Christopher Serju | Mental enslavement and ghetto yout
A striking portrayal of the entrenched thinking that has retarded any hope of the much-needed civic-mindedness to lift our society out of the marshland of loutish behaviour in which we have been mired since Independence especially was published in our sister paper The Star on Wednesday, January 15.
It detailed the problems of a roadside mechanic in Havana, Arnett Gardens, Kingston, who was being persecuted by the municipal authorities for operating in open defiance of the law without any regard to city rules and regulations.
The issue as outlined by ‘Grease Man’, who was moved to tears at the sight of municipal employees impounding vehicles which he was contracted to repair, was that the authorities were unreasonable and he was being targeted in the ongoing fight against ‘ghetto yout’.
According to The Star report, Grease Man admitted that he had received written notices from last year to remove the vehicles or risk having them impounded.
“Dem did notify me … me get one a di notice dem. Di minister did come and talk to we in December and seh by January we nuh fi lef no vehicle pon the road,” he said.
Despite this, the mechanic declared that he was still anticipating a ‘heads up’ from the Ministry of Transport before they took the kind of action they did, and which he insisted was simply because he was a trying youth from the inner city.
“Dem nuh come Monday come sey, ‘We a give you two day ... we a come Tuesday or Wednesday’. Dem just come in suh? Tru we a ghetto youth?”
In absence of any information detailing his history of intellectual disability, readers like myself are left to believe that Grease Man was a capable businessman with the capacity to get rational people to entrust their valuable motor vehicles into his care for extended periods. I am therefore left to wonder what kind of aliens could have invaded his mind and supplanted his brain with the warped mentality that after giving written notices, and following up with a personal visit from the transport minister, that the Kingston and St Andrew Municipal Corporation had an obligation, again, to apprise him of its intention to clean up the streets.
Sadly, Grease Man is not alone in his deluded thinking, but rather representative of Jamaicans, such as the vendors in downtown Kingston who recently clashed with the authorities who tried to remove them from areas they had been allowed to vend in for the duration of Yuletide season – which had long ended.
It is the same kind of thinking that facilitates the accumulation of large swathes of garbage in communities which become breeding grounds for rodents and mosquitoes, as well as havens for John crows; where children and the elderly, especially, are at risk, but where activities in the entire community continue with residents unbothered by the everyday obvious hazards to health, sanity and peace of mind.
Jamaicans have become accustomed to this kind of existence that even when they move into upgraded or regularised communities – with more spacious housing units with light, water, electricity, proper sewerage system and regular garbage collection – the area soon deteriorates into a ghetto, despite all its upscale trappings.
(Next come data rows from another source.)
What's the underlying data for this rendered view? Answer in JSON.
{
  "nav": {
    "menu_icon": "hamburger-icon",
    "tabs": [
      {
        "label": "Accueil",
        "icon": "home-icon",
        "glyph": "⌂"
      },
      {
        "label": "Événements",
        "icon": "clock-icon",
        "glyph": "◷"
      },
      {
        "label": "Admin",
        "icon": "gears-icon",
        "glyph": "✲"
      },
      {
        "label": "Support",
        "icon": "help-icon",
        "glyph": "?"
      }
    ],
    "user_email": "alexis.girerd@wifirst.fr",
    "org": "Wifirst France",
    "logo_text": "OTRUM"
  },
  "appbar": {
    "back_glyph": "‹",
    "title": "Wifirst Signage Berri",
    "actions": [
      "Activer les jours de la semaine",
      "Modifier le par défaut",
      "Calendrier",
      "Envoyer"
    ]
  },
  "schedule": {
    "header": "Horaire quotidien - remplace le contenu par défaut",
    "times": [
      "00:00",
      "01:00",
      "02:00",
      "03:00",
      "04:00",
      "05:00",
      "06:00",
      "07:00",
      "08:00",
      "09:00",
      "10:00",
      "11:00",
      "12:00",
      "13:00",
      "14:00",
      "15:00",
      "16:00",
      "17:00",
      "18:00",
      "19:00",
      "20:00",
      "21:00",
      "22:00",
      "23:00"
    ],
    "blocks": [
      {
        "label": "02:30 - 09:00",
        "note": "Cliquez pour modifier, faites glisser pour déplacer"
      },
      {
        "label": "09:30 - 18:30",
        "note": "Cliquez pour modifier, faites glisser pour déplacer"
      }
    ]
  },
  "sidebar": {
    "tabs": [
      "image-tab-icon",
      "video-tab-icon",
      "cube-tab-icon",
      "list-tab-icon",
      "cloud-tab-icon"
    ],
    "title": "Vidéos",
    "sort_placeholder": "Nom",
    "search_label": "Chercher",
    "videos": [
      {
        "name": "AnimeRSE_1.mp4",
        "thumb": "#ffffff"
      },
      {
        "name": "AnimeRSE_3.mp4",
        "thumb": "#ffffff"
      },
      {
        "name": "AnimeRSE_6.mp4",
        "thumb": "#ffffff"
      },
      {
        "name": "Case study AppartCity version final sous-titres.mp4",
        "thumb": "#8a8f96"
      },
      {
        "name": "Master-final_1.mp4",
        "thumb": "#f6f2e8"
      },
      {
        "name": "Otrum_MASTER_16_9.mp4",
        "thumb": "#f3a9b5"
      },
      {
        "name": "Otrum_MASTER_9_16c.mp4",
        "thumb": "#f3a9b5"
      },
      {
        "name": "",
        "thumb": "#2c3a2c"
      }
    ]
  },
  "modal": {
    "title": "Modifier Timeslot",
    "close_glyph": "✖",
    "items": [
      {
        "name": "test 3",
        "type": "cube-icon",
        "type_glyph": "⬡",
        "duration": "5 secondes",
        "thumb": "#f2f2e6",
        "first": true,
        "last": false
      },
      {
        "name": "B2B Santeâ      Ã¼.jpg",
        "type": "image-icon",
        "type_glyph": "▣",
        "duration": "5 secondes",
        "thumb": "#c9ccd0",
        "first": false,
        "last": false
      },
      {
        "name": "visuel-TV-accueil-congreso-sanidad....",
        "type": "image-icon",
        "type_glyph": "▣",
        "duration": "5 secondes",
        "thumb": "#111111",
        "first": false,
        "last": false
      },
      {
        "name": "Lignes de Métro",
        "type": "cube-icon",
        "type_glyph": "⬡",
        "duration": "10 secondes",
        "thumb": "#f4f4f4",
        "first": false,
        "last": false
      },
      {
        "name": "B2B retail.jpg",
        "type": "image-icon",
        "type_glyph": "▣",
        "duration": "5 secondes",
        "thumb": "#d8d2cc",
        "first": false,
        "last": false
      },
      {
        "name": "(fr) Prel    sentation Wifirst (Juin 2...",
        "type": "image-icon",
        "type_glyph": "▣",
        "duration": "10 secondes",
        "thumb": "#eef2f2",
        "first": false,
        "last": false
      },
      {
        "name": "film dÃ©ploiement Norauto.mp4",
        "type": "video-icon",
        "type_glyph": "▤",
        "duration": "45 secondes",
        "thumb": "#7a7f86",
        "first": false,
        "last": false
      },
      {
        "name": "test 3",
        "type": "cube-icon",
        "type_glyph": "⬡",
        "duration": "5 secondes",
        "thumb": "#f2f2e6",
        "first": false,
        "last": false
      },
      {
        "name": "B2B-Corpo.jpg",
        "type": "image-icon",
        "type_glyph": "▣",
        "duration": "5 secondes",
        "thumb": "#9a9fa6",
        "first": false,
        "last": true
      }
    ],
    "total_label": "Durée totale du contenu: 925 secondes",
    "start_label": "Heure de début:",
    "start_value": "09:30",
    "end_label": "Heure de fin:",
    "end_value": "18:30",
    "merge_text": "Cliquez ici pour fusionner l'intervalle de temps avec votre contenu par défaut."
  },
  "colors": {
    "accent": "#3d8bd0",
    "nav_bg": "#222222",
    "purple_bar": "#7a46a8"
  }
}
Their inability to make the transition to an improve living standard, despite the better facilities, is in my humble opinion because they remain shackled to a perception that to do otherwise would be a betrayal to their roots. I happen to know though, and thousands of Jamaicans demonstrate every day, that roots germinated in poverty and pollinated by decency, manners and education can bear good fruits. However, if watered and fertilised by the kind of thinking “a thru we a ghetto” articulated by Grease Man, then sadly, Marley’s lyrics from the seminal song, Concrete Jungle, will continue to be true and relevant for a very long time.
“ No chains around my feet
But I’m not free
I know I am bounded in captivity”.